▶ _WORK REQUEST_
Go over the listing below line by line and tally those containing "more". Give only the tally.
Start of RECORD SET
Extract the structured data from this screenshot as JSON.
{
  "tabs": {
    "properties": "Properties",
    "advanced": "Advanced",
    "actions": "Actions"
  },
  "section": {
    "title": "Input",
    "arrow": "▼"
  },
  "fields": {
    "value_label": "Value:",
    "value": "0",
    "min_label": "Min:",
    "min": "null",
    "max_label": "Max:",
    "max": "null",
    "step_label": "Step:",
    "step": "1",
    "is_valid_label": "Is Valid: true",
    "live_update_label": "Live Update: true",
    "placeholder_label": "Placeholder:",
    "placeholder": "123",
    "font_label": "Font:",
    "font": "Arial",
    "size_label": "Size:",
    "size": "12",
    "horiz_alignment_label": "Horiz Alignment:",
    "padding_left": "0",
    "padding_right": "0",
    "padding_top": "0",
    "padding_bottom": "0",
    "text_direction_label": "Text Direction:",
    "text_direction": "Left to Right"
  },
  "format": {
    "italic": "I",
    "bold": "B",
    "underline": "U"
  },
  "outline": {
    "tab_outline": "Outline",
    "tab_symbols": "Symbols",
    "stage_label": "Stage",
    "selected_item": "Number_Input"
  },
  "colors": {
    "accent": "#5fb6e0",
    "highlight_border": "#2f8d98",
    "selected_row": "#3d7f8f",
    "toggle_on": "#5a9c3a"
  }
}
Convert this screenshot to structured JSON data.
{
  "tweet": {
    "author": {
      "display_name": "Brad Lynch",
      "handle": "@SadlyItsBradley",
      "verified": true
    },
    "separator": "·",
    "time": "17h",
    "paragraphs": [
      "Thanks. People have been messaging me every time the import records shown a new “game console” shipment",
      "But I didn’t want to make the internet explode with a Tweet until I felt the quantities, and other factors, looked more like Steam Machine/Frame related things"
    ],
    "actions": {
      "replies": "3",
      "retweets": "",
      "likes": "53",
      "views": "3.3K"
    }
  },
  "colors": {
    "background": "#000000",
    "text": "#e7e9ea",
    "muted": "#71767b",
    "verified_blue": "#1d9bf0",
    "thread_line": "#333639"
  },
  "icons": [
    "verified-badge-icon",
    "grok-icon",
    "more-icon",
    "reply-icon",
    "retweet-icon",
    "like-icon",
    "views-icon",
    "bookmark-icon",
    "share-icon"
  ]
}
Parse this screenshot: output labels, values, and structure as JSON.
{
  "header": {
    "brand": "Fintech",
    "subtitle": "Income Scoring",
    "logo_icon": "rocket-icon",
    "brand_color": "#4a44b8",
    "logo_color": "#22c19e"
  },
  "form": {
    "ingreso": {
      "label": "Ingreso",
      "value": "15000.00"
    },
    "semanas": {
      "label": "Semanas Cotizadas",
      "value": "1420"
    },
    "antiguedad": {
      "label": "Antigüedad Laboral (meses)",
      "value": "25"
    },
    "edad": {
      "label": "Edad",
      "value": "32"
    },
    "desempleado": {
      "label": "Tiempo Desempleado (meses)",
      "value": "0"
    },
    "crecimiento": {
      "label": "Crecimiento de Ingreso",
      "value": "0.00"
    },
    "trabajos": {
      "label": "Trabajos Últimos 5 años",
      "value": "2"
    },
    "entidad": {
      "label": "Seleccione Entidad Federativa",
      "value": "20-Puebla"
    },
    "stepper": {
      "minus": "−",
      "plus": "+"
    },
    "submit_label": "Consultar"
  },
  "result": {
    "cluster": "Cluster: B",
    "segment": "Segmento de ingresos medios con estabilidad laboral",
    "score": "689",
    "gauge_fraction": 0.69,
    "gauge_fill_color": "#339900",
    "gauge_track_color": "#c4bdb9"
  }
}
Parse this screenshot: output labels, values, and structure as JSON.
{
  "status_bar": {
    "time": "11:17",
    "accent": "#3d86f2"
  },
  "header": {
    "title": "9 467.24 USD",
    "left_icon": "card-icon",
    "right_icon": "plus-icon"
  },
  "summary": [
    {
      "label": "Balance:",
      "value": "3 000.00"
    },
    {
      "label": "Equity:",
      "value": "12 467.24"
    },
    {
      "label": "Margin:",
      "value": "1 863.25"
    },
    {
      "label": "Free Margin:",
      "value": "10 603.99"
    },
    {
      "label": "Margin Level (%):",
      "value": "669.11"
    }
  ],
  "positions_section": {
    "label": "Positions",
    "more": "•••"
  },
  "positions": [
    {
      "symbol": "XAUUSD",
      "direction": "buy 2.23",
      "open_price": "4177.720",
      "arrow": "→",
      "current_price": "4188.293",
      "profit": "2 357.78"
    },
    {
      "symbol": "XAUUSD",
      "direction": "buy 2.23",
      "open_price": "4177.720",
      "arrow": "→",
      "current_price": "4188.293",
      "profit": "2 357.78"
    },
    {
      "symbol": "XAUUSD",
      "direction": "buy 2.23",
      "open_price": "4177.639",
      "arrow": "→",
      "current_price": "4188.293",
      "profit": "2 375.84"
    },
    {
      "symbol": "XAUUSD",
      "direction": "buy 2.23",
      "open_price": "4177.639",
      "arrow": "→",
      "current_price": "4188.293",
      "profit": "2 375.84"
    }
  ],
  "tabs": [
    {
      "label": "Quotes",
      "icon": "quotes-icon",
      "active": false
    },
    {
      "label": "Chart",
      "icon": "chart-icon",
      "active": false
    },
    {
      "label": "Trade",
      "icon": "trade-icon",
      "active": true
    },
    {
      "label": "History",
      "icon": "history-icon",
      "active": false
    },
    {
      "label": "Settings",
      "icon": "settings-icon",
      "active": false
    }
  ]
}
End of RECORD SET
▶ _EXERCISE OUTPUT_
3